### Supplied information ###
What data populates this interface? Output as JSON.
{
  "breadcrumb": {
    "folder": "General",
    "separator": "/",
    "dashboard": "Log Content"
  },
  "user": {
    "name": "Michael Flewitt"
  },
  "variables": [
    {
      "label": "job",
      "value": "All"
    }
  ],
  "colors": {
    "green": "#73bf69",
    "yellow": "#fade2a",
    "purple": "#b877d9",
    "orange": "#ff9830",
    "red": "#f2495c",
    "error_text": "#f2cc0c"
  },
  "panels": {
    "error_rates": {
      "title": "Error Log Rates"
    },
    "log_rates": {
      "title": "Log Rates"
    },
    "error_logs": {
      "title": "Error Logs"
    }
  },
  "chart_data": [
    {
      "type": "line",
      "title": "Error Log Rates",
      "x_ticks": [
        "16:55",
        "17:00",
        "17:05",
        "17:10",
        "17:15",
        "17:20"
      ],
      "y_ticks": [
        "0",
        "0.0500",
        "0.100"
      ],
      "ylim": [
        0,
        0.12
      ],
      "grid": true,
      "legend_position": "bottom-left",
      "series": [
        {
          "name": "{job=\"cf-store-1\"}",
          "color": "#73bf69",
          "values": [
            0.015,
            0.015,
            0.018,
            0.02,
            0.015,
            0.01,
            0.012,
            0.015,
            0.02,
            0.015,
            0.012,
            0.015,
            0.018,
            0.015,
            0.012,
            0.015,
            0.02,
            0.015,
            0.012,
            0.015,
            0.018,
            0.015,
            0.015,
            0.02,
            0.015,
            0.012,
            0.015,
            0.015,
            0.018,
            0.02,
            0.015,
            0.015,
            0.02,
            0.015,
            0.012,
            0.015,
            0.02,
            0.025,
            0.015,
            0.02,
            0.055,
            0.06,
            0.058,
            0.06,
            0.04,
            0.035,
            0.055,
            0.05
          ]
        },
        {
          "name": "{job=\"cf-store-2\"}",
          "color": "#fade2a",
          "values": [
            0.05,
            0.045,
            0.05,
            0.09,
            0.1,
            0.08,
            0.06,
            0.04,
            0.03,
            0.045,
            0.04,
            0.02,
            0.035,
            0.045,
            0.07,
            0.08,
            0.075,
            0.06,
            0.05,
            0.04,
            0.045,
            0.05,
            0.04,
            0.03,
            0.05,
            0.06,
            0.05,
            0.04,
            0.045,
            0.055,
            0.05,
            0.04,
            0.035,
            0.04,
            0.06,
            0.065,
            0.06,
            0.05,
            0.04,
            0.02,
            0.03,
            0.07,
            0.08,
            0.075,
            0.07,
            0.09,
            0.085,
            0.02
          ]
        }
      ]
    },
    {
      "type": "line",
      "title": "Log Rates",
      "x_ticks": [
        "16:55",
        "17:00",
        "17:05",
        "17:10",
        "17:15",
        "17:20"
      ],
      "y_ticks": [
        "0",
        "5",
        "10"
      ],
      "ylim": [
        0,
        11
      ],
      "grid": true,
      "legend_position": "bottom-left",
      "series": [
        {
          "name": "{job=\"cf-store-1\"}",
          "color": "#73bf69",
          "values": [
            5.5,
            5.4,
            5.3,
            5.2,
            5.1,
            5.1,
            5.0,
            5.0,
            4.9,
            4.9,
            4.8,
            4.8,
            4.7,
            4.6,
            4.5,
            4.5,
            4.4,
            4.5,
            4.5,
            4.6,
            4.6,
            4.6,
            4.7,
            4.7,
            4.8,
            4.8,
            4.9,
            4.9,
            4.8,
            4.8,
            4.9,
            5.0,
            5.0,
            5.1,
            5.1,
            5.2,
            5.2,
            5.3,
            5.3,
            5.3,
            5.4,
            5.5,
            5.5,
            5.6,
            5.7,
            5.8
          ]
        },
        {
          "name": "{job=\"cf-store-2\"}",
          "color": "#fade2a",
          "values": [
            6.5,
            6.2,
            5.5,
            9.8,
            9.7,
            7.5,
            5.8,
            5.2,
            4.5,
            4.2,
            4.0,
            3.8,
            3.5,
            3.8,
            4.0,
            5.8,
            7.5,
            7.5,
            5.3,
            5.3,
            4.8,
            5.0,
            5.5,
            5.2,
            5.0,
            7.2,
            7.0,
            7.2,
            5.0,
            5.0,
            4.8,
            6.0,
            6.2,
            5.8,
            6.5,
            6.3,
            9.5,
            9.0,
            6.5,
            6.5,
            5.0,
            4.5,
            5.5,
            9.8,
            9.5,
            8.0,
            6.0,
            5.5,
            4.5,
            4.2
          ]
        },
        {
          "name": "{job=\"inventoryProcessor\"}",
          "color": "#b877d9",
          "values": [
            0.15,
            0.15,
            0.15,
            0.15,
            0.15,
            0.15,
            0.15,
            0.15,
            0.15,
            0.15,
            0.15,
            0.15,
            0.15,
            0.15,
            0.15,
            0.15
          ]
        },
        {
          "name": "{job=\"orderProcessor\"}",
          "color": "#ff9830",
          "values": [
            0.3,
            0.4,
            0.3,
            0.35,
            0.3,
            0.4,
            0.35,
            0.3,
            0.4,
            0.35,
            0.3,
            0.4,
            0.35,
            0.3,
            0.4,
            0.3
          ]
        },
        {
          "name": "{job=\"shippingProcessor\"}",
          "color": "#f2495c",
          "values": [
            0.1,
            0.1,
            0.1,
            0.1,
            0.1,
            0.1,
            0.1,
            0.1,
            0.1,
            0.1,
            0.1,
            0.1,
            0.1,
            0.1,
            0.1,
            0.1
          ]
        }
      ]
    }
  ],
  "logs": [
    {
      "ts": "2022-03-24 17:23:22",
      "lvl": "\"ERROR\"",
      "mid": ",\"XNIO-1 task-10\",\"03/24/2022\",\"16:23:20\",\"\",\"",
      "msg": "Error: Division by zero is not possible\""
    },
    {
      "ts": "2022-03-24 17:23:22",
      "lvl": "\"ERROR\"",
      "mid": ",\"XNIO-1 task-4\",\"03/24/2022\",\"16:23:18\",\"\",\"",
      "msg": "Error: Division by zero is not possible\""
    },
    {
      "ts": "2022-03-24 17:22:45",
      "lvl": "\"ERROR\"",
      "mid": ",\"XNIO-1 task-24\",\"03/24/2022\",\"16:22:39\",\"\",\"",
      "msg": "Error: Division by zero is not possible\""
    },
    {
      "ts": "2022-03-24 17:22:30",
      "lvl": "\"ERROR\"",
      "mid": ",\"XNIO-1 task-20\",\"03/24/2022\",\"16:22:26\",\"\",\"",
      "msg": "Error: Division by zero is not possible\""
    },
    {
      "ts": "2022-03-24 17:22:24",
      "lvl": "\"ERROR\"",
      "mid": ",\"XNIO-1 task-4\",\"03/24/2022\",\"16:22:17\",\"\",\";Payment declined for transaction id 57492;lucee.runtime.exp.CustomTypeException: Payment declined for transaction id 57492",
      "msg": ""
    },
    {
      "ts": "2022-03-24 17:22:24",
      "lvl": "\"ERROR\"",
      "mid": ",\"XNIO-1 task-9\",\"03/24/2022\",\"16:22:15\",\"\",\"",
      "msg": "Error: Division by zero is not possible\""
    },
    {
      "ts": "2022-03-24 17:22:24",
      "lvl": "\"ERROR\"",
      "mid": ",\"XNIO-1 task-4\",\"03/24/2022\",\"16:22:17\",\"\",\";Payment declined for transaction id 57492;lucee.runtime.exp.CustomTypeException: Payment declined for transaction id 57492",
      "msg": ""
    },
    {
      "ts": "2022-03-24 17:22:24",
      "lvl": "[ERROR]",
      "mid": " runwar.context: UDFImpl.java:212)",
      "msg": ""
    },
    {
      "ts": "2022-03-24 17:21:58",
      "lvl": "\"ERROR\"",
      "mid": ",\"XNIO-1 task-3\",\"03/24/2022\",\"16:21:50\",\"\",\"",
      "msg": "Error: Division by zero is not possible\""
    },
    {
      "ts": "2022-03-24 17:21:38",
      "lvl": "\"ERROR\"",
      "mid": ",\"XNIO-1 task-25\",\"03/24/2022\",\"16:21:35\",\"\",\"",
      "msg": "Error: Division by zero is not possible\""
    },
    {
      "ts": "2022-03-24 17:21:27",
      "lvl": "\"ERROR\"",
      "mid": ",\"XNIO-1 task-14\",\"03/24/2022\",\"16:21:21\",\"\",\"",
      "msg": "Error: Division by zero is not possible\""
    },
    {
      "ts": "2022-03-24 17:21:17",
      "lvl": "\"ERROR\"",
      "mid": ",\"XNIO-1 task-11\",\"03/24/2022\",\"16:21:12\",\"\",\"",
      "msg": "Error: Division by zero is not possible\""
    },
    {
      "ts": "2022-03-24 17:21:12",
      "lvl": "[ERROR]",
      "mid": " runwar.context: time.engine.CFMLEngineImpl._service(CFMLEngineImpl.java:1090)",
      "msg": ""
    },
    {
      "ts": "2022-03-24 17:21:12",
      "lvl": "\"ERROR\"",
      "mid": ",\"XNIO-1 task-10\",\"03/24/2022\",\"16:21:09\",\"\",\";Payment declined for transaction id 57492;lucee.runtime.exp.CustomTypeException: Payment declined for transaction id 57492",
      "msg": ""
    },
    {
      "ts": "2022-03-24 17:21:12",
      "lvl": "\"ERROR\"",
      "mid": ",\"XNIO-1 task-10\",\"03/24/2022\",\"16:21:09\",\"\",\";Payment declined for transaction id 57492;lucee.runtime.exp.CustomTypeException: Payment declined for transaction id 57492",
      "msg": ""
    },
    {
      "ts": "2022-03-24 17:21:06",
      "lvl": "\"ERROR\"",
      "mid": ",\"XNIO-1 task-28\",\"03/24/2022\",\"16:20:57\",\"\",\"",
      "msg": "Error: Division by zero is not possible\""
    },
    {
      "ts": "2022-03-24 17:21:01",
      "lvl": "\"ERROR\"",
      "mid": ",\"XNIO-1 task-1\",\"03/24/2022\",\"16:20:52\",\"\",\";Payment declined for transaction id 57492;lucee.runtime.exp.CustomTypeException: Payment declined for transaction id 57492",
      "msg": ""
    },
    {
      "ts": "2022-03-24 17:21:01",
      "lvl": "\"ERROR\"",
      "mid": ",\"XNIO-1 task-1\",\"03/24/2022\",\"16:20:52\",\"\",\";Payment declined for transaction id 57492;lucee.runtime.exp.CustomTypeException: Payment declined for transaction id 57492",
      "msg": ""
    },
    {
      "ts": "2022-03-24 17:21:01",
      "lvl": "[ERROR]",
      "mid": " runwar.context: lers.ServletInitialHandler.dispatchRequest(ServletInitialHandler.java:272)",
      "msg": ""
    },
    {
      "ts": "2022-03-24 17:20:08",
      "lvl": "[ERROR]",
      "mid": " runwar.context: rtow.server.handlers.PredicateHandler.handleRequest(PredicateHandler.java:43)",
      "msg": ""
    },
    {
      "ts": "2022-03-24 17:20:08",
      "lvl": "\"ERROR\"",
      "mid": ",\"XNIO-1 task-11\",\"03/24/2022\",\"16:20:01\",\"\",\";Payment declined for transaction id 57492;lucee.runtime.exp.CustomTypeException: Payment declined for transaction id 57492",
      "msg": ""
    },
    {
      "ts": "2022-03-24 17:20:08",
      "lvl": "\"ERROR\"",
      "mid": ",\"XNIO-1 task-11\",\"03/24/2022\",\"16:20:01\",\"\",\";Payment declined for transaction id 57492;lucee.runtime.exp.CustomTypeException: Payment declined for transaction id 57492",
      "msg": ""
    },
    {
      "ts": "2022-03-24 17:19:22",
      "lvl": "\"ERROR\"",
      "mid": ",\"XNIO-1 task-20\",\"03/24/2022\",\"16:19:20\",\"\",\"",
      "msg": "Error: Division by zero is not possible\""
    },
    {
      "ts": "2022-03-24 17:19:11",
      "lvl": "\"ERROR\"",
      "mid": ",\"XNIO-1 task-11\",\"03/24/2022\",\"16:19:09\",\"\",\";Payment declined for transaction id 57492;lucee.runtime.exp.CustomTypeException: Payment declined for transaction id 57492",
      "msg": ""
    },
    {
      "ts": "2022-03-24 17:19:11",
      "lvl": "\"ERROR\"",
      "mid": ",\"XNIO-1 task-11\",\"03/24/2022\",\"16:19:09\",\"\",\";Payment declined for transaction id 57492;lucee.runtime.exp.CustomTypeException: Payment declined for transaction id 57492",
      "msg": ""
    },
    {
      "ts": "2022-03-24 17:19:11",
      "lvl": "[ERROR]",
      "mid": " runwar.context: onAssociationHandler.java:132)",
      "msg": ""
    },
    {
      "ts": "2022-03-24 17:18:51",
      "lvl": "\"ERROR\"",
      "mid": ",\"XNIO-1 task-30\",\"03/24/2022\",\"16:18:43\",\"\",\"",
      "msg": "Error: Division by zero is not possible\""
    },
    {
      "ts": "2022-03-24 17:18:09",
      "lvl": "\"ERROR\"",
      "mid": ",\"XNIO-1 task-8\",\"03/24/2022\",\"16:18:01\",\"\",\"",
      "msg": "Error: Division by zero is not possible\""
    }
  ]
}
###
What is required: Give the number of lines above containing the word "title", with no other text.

Your response: 5